**Website and app data records:**
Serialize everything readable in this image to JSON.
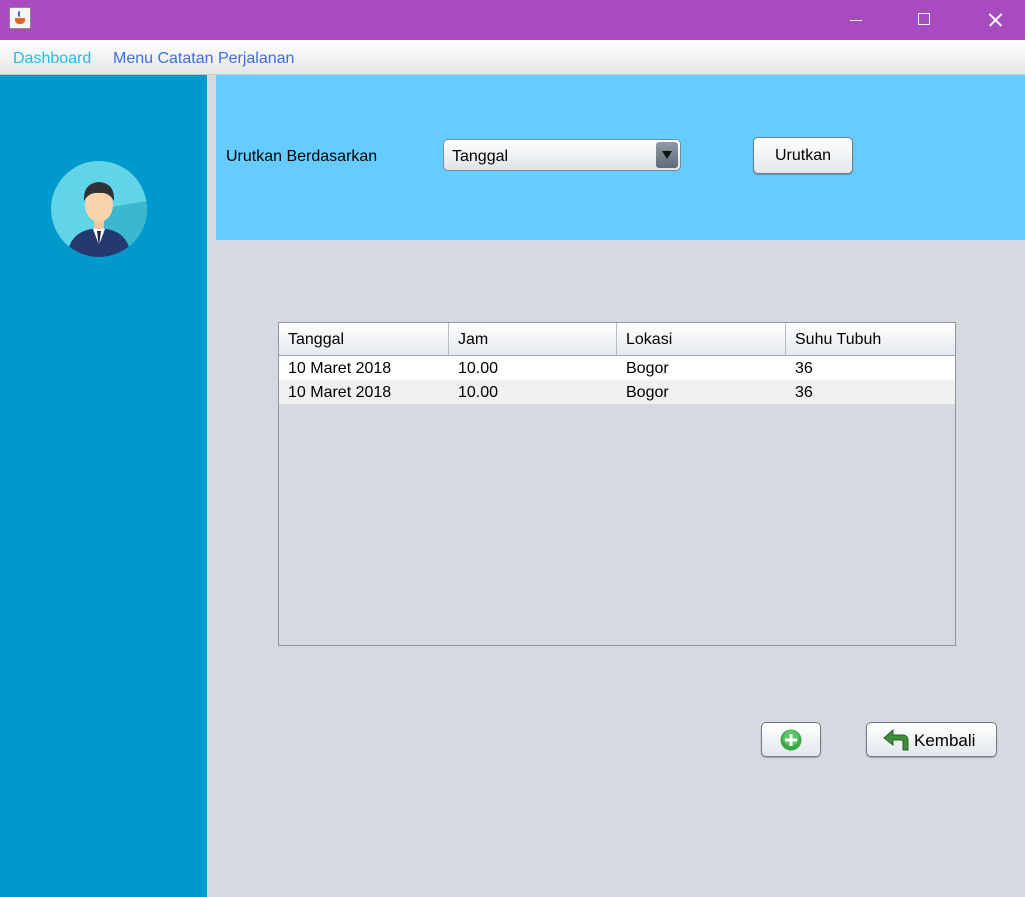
{
  "titlebar": {
    "app_icon": "java-cup-icon"
  },
  "menu": {
    "dashboard": "Dashboard",
    "catatan": "Menu Catatan Perjalanan"
  },
  "sort": {
    "label": "Urutkan Berdasarkan",
    "selected": "Tanggal",
    "button": "Urutkan"
  },
  "table": {
    "headers": [
      "Tanggal",
      "Jam",
      "Lokasi",
      "Suhu Tubuh"
    ],
    "rows": [
      [
        "10 Maret 2018",
        "10.00",
        "Bogor",
        "36"
      ],
      [
        "10 Maret 2018",
        "10.00",
        "Bogor",
        "36"
      ]
    ]
  },
  "actions": {
    "add_icon": "plus-circle-icon",
    "back_label": "Kembali",
    "back_icon": "back-arrow-icon"
  },
  "colors": {
    "titlebar": "#a84bc1",
    "sidebar": "#0099cc",
    "top_panel": "#66ccff",
    "content": "#d6d9e0"
  }
}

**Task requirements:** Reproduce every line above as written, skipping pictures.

**Solution for this exercise:**
Serialize everything readable in this image to JSON.
{
  "titlebar": {
    "app_icon": "java-cup-icon"
  },
  "menu": {
    "dashboard": "Dashboard",
    "catatan": "Menu Catatan Perjalanan"
  },
  "sort": {
    "label": "Urutkan Berdasarkan",
    "selected": "Tanggal",
    "button": "Urutkan"
  },
  "table": {
    "headers": [
      "Tanggal",
      "Jam",
      "Lokasi",
      "Suhu Tubuh"
    ],
    "rows": [
      [
        "10 Maret 2018",
        "10.00",
        "Bogor",
        "36"
      ],
      [
        "10 Maret 2018",
        "10.00",
        "Bogor",
        "36"
      ]
    ]
  },
  "actions": {
    "add_icon": "plus-circle-icon",
    "back_label": "Kembali",
    "back_icon": "back-arrow-icon"
  },
  "colors": {
    "titlebar": "#a84bc1",
    "sidebar": "#0099cc",
    "top_panel": "#66ccff",
    "content": "#d6d9e0"
  }
}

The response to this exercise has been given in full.